Task: In full and without alteration, print the records below, minus any images.

· · · · · · ·

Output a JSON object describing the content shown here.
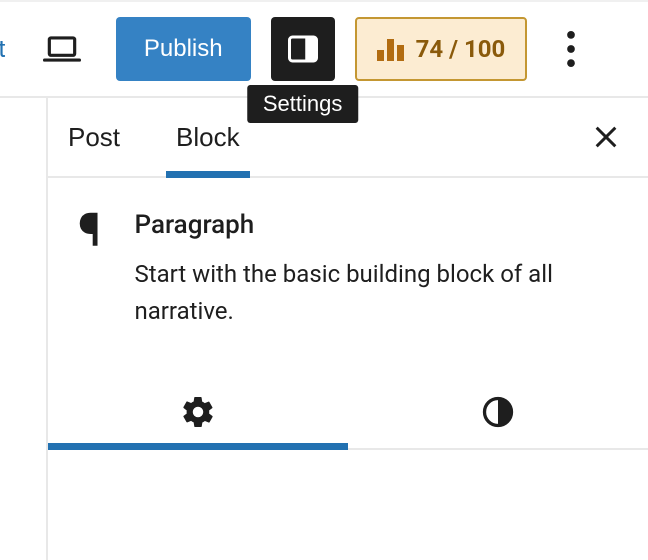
{
  "topbar": {
    "edge_fragment": "t",
    "publish_label": "Publish",
    "settings_tooltip": "Settings",
    "seo_score": "74 / 100"
  },
  "panel": {
    "tabs": [
      {
        "label": "Post",
        "active": false
      },
      {
        "label": "Block",
        "active": true
      }
    ]
  },
  "block": {
    "icon": "¶",
    "title": "Paragraph",
    "description": "Start with the basic building block of all narrative."
  },
  "subtabs": [
    {
      "name": "settings",
      "active": true
    },
    {
      "name": "styles",
      "active": false
    }
  ]
}
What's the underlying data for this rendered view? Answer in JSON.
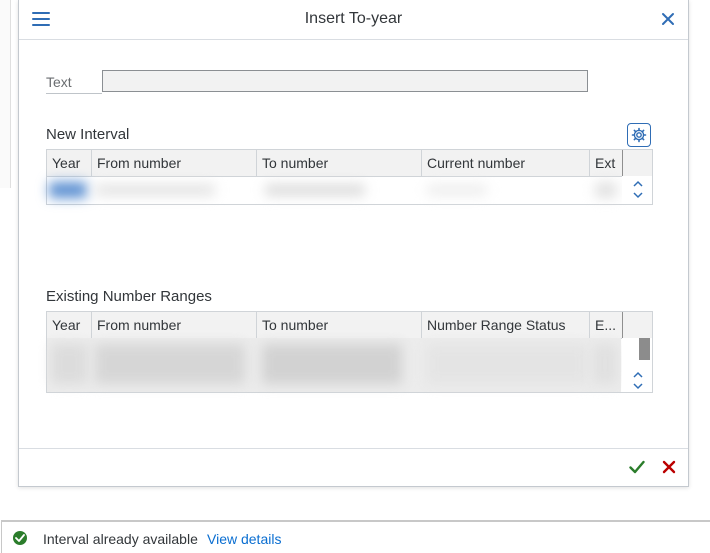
{
  "dialog": {
    "title": "Insert To-year",
    "icons": {
      "menu": "menu-icon",
      "close": "close-icon",
      "settings": "gear-icon",
      "ok": "checkmark-icon",
      "cancel": "cancel-icon"
    },
    "text_field": {
      "label": "Text",
      "value": ""
    }
  },
  "new_interval": {
    "title": "New Interval",
    "columns": [
      "Year",
      "From number",
      "To number",
      "Current number",
      "Ext"
    ]
  },
  "existing_ranges": {
    "title": "Existing Number Ranges",
    "columns": [
      "Year",
      "From number",
      "To number",
      "Number Range Status",
      "E..."
    ]
  },
  "status": {
    "message": "Interval already available",
    "link": "View details",
    "icon": "success-check-icon"
  },
  "colors": {
    "accent": "#2f6db5",
    "ok": "#2b7d2b",
    "cancel": "#bb0000",
    "link": "#0a6ed1"
  }
}
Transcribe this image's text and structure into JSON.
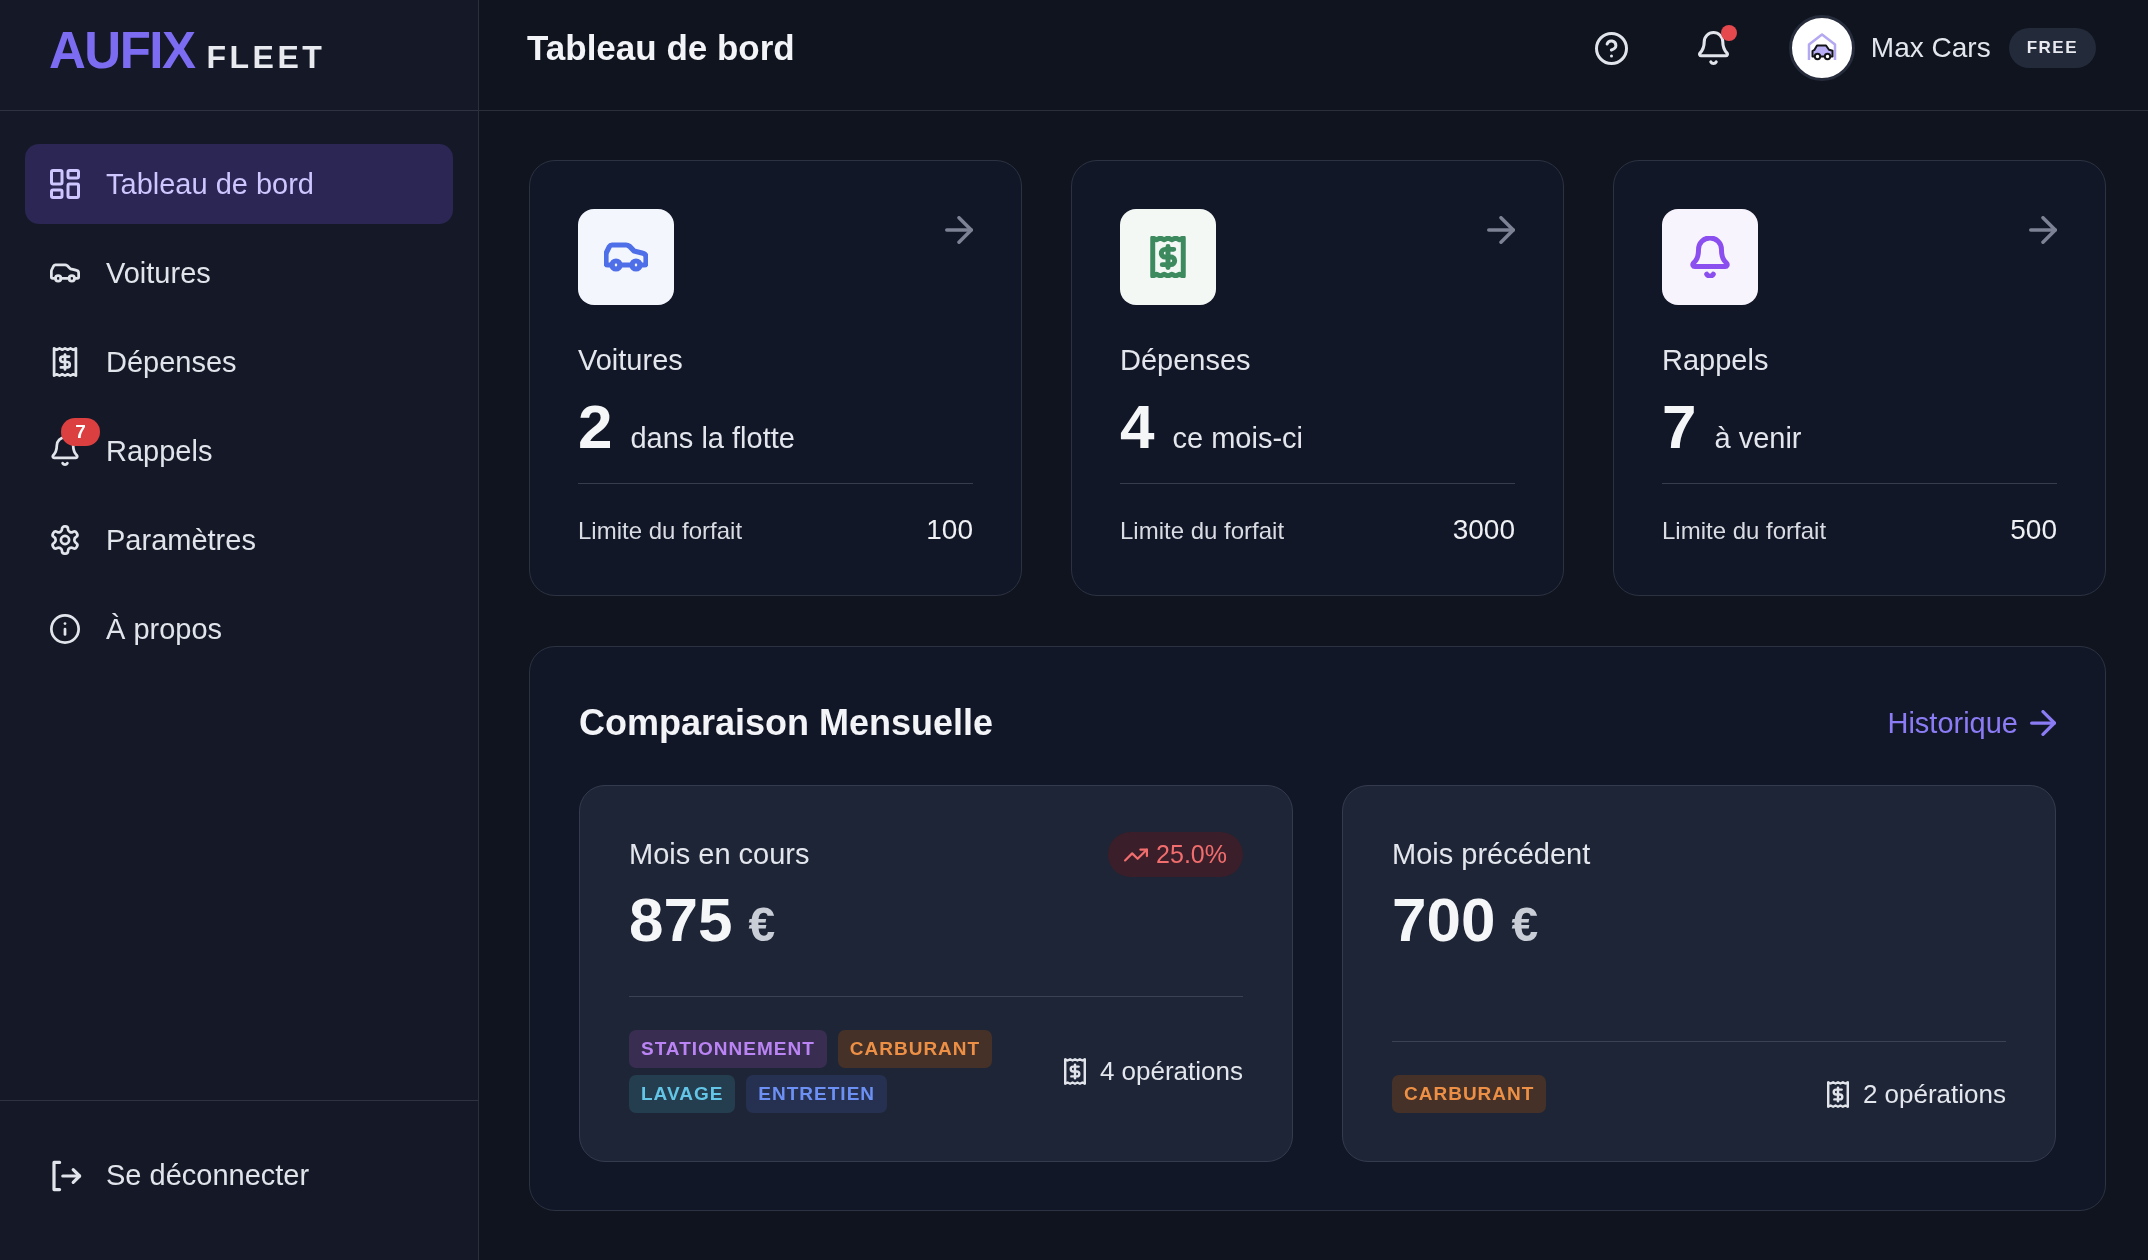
{
  "brand": {
    "name": "AUFIX",
    "suffix": "FLEET"
  },
  "sidebar": {
    "items": [
      {
        "label": "Tableau de bord",
        "selected": true
      },
      {
        "label": "Voitures",
        "selected": false
      },
      {
        "label": "Dépenses",
        "selected": false
      },
      {
        "label": "Rappels",
        "selected": false,
        "badge": "7"
      },
      {
        "label": "Paramètres",
        "selected": false
      },
      {
        "label": "À propos",
        "selected": false
      }
    ],
    "logout": {
      "label": "Se déconnecter"
    }
  },
  "header": {
    "title": "Tableau de bord",
    "notifications": {
      "unread": true
    },
    "user": {
      "name": "Max Cars",
      "plan": "FREE"
    }
  },
  "stat_cards": [
    {
      "title": "Voitures",
      "value": "2",
      "caption": "dans la flotte",
      "limit_label": "Limite du forfait",
      "limit": "100",
      "color": "#4f6fe8"
    },
    {
      "title": "Dépenses",
      "value": "4",
      "caption": "ce mois-ci",
      "limit_label": "Limite du forfait",
      "limit": "3000",
      "color": "#3d8a5e"
    },
    {
      "title": "Rappels",
      "value": "7",
      "caption": "à venir",
      "limit_label": "Limite du forfait",
      "limit": "500",
      "color": "#8b4ff0"
    }
  ],
  "comparison": {
    "title": "Comparaison Mensuelle",
    "link": "Historique",
    "months": [
      {
        "label": "Mois en cours",
        "amount": "875",
        "currency": "€",
        "change": {
          "increase": true,
          "value": "25.0%"
        },
        "tags": [
          {
            "label": "STATIONNEMENT",
            "color": "#392e52"
          },
          {
            "label": "CARBURANT",
            "color": "#453128"
          },
          {
            "label": "LAVAGE",
            "color": "#243e4f"
          },
          {
            "label": "ENTRETIEN",
            "color": "#263152"
          }
        ],
        "operations": "4 opérations"
      },
      {
        "label": "Mois précédent",
        "amount": "700",
        "currency": "€",
        "tags": [
          {
            "label": "CARBURANT",
            "color": "#453128"
          }
        ],
        "operations": "2 opérations"
      }
    ]
  }
}
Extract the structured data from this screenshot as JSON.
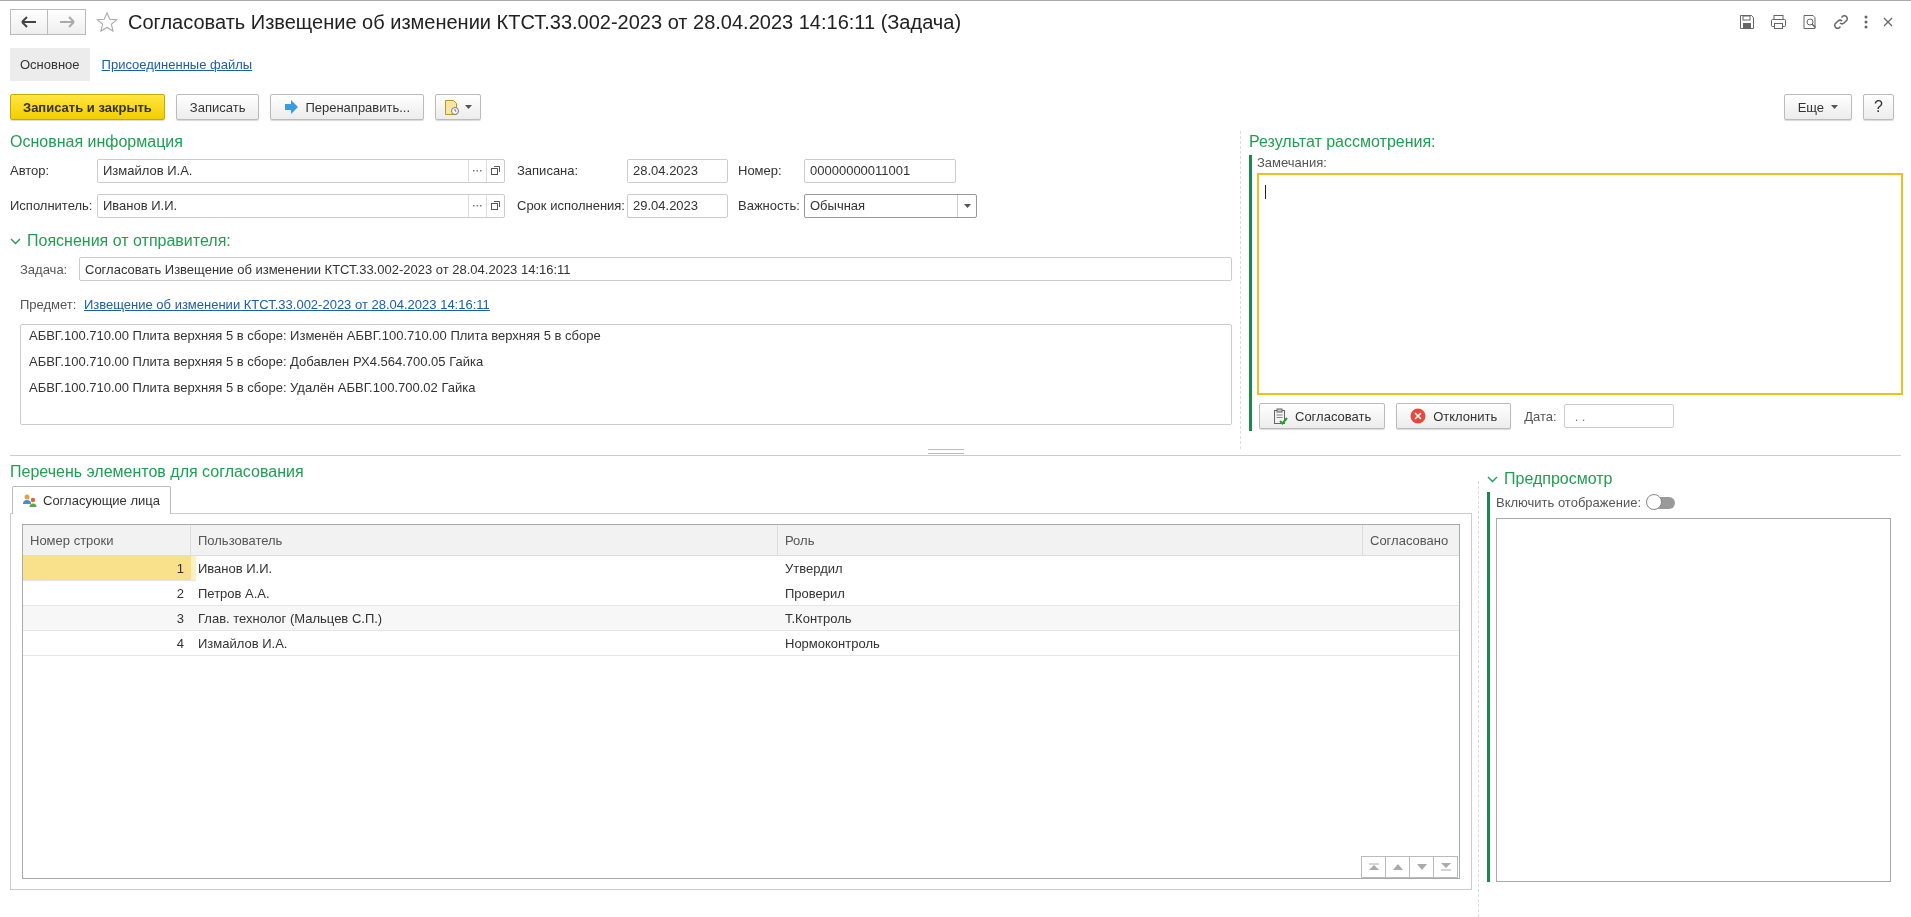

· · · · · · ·

Exercise response:
Output a JSON object describing the content shown here.
{
  "topbar": {
    "edge_fragment": "t",
    "publish_label": "Publish",
    "settings_tooltip": "Settings",
    "seo_score": "74 / 100"
  },
  "panel": {
    "tabs": [
      {
        "label": "Post",
        "active": false
      },
      {
        "label": "Block",
        "active": true
      }
    ]
  },
  "block": {
    "icon": "¶",
    "title": "Paragraph",
    "description": "Start with the basic building block of all narrative."
  },
  "subtabs": [
    {
      "name": "settings",
      "active": true
    },
    {
      "name": "styles",
      "active": false
    }
  ]
}
What's the underlying data for this rendered view? Answer in JSON.
{
  "dialog": {
    "title": "Insert To-year",
    "icons": {
      "menu": "menu-icon",
      "close": "close-icon",
      "settings": "gear-icon",
      "ok": "checkmark-icon",
      "cancel": "cancel-icon"
    },
    "text_field": {
      "label": "Text",
      "value": ""
    }
  },
  "new_interval": {
    "title": "New Interval",
    "columns": [
      "Year",
      "From number",
      "To number",
      "Current number",
      "Ext"
    ]
  },
  "existing_ranges": {
    "title": "Existing Number Ranges",
    "columns": [
      "Year",
      "From number",
      "To number",
      "Number Range Status",
      "E..."
    ]
  },
  "status": {
    "message": "Interval already available",
    "link": "View details",
    "icon": "success-check-icon"
  },
  "colors": {
    "accent": "#2f6db5",
    "ok": "#2b7d2b",
    "cancel": "#bb0000",
    "link": "#0a6ed1"
  }
}
Transcribe this image's text and structure into JSON.
{
  "brand": {
    "name": "AUFIX",
    "suffix": "FLEET"
  },
  "sidebar": {
    "items": [
      {
        "label": "Tableau de bord",
        "selected": true
      },
      {
        "label": "Voitures",
        "selected": false
      },
      {
        "label": "Dépenses",
        "selected": false
      },
      {
        "label": "Rappels",
        "selected": false,
        "badge": "7"
      },
      {
        "label": "Paramètres",
        "selected": false
      },
      {
        "label": "À propos",
        "selected": false
      }
    ],
    "logout": {
      "label": "Se déconnecter"
    }
  },
  "header": {
    "title": "Tableau de bord",
    "notifications": {
      "unread": true
    },
    "user": {
      "name": "Max Cars",
      "plan": "FREE"
    }
  },
  "stat_cards": [
    {
      "title": "Voitures",
      "value": "2",
      "caption": "dans la flotte",
      "limit_label": "Limite du forfait",
      "limit": "100",
      "color": "#4f6fe8"
    },
    {
      "title": "Dépenses",
      "value": "4",
      "caption": "ce mois-ci",
      "limit_label": "Limite du forfait",
      "limit": "3000",
      "color": "#3d8a5e"
    },
    {
      "title": "Rappels",
      "value": "7",
      "caption": "à venir",
      "limit_label": "Limite du forfait",
      "limit": "500",
      "color": "#8b4ff0"
    }
  ],
  "comparison": {
    "title": "Comparaison Mensuelle",
    "link": "Historique",
    "months": [
      {
        "label": "Mois en cours",
        "amount": "875",
        "currency": "€",
        "change": {
          "increase": true,
          "value": "25.0%"
        },
        "tags": [
          {
            "label": "STATIONNEMENT",
            "color": "#392e52"
          },
          {
            "label": "CARBURANT",
            "color": "#453128"
          },
          {
            "label": "LAVAGE",
            "color": "#243e4f"
          },
          {
            "label": "ENTRETIEN",
            "color": "#263152"
          }
        ],
        "operations": "4 opérations"
      },
      {
        "label": "Mois précédent",
        "amount": "700",
        "currency": "€",
        "tags": [
          {
            "label": "CARBURANT",
            "color": "#453128"
          }
        ],
        "operations": "2 opérations"
      }
    ]
  }
}
Extract the structured data from this screenshot as JSON.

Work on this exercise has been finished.